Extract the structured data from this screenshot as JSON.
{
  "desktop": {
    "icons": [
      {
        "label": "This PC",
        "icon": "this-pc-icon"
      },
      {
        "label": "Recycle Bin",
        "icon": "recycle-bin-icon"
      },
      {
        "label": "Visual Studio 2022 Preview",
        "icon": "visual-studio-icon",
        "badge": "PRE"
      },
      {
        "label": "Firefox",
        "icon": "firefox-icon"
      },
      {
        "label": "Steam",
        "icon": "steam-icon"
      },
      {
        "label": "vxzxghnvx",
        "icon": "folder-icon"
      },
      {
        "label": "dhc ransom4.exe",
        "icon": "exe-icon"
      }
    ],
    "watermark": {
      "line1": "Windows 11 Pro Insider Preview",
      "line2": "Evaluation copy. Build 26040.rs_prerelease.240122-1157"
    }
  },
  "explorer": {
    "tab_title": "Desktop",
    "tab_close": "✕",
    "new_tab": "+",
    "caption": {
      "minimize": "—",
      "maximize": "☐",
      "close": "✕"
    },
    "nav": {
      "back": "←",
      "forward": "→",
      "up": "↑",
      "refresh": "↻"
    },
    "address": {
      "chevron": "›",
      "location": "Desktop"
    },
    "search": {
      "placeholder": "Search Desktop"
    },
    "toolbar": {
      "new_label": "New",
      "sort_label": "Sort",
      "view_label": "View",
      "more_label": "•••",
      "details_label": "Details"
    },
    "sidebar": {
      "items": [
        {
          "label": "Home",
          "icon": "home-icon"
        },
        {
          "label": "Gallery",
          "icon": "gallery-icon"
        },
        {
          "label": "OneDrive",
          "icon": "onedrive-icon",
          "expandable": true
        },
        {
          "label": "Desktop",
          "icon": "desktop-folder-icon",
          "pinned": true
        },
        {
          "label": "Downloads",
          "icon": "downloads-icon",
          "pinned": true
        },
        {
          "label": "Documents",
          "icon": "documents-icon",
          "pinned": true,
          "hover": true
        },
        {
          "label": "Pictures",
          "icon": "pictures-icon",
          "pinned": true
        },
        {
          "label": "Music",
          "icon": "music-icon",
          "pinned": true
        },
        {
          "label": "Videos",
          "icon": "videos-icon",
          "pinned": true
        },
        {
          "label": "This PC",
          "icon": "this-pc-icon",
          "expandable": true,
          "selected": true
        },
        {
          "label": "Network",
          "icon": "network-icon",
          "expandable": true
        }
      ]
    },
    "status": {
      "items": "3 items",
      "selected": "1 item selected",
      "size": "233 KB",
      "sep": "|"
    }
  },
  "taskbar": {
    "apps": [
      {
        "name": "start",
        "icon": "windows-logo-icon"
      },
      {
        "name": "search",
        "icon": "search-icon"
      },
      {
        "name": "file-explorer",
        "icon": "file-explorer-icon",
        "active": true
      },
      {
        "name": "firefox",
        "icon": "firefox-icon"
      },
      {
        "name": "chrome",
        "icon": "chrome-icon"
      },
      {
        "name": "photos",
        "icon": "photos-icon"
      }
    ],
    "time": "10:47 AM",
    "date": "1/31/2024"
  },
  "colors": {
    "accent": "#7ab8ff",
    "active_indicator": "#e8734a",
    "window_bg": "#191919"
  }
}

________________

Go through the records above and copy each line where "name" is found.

        "name": "start",
        "name": "search",
        "name": "file-explorer",
        "name": "firefox",
        "name": "chrome",
        "name": "photos",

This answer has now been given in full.